- PROBLEM REQUIREMENTS -
Every line that holds the word "this" needs to be copied from the data below.

Items from a dataset:

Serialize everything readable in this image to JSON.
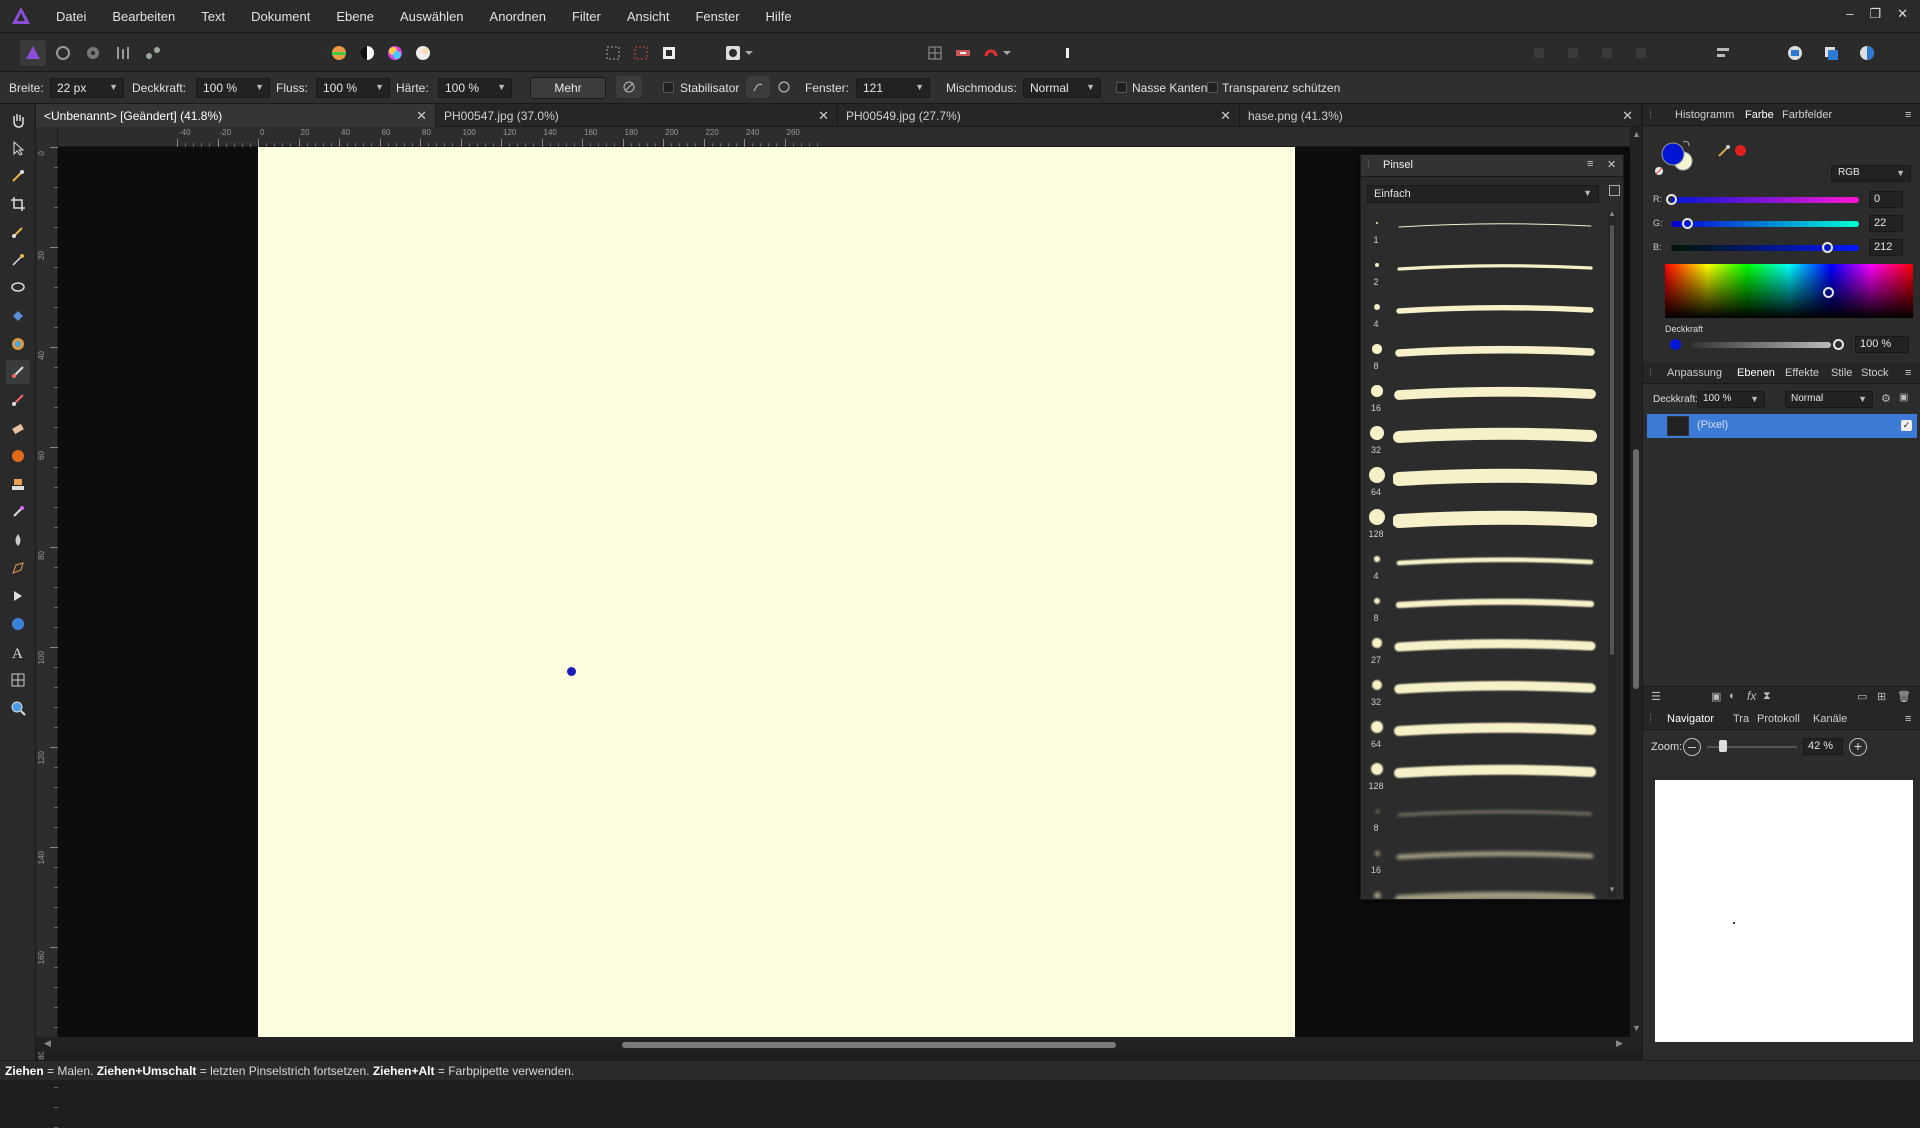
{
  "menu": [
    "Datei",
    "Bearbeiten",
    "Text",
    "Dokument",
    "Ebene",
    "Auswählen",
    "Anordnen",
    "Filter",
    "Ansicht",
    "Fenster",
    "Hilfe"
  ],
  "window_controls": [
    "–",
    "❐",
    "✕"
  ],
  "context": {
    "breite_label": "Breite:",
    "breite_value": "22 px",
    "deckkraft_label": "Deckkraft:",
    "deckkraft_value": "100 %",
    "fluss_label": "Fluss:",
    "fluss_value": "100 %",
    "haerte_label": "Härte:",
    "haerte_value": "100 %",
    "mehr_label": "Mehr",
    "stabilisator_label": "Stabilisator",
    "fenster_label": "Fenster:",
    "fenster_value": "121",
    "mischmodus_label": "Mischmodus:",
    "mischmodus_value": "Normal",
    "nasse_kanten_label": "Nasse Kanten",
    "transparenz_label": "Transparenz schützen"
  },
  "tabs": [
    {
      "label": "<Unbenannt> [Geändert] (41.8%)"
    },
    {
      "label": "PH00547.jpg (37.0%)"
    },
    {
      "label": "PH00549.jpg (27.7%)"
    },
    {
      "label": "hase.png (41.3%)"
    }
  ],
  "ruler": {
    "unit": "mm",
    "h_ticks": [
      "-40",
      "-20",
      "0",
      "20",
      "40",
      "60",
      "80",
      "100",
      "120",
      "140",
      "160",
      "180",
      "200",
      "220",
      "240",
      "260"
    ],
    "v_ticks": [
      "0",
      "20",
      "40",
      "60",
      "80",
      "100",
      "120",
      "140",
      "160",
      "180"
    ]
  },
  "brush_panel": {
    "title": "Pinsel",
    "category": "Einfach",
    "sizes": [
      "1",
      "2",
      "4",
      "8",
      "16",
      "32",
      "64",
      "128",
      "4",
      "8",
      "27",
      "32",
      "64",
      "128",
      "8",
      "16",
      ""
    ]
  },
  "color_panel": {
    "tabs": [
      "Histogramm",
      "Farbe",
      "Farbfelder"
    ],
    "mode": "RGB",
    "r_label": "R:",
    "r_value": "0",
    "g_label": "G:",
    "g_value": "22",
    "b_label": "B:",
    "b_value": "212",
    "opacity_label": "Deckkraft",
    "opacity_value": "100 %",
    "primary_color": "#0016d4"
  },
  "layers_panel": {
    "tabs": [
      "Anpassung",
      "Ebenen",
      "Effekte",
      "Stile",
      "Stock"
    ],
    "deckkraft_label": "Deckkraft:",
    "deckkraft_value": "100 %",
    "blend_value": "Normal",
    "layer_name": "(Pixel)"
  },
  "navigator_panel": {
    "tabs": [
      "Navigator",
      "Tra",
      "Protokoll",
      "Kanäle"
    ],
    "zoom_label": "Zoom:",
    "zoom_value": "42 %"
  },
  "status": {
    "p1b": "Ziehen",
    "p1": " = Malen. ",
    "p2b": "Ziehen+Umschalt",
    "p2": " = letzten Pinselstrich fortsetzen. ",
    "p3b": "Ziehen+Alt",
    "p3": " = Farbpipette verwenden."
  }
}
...
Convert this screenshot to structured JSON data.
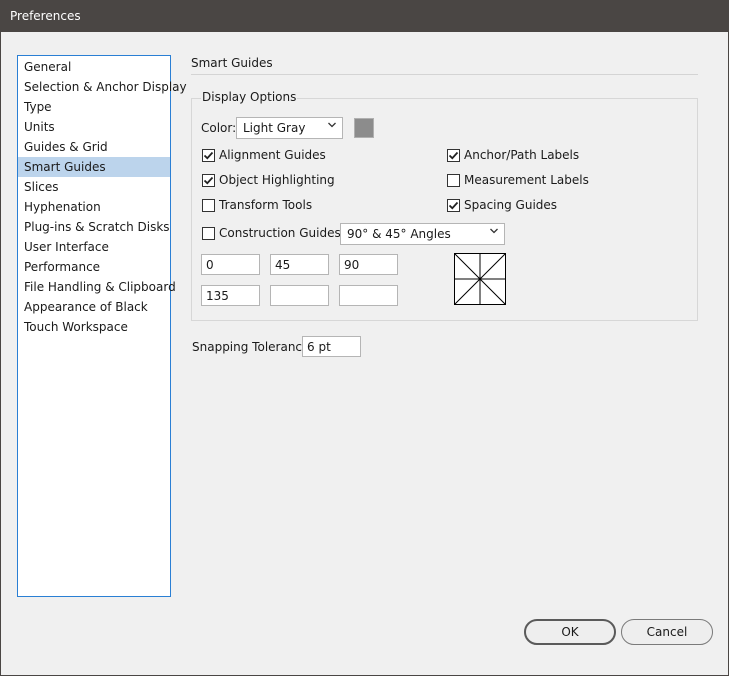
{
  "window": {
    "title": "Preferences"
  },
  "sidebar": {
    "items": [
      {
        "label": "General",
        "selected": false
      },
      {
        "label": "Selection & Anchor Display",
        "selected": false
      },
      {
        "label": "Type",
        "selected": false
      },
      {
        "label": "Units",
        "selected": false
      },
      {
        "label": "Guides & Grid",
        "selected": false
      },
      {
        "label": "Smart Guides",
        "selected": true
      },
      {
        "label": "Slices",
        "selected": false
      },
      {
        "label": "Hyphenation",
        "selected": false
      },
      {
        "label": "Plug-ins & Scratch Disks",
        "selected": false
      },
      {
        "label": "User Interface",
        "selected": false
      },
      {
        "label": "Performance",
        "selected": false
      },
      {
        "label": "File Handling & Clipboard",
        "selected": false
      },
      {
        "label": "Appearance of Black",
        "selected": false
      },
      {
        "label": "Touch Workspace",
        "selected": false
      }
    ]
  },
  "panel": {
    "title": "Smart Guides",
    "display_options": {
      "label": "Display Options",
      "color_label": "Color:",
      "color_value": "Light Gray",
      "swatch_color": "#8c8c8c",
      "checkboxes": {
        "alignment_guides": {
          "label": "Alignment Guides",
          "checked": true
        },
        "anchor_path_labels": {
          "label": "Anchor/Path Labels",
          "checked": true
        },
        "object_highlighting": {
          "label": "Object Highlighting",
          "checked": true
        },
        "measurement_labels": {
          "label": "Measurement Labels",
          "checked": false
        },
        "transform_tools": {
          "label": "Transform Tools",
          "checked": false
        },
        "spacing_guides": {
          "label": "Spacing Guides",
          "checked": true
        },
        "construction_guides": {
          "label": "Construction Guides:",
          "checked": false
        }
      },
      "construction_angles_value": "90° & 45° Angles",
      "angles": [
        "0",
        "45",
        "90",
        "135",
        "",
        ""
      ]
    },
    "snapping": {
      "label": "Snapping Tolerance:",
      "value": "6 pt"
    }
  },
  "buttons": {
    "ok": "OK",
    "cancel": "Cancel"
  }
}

- SOLUTION -
Serialize everything readable in this image to JSON.
Convert this screenshot to structured JSON data.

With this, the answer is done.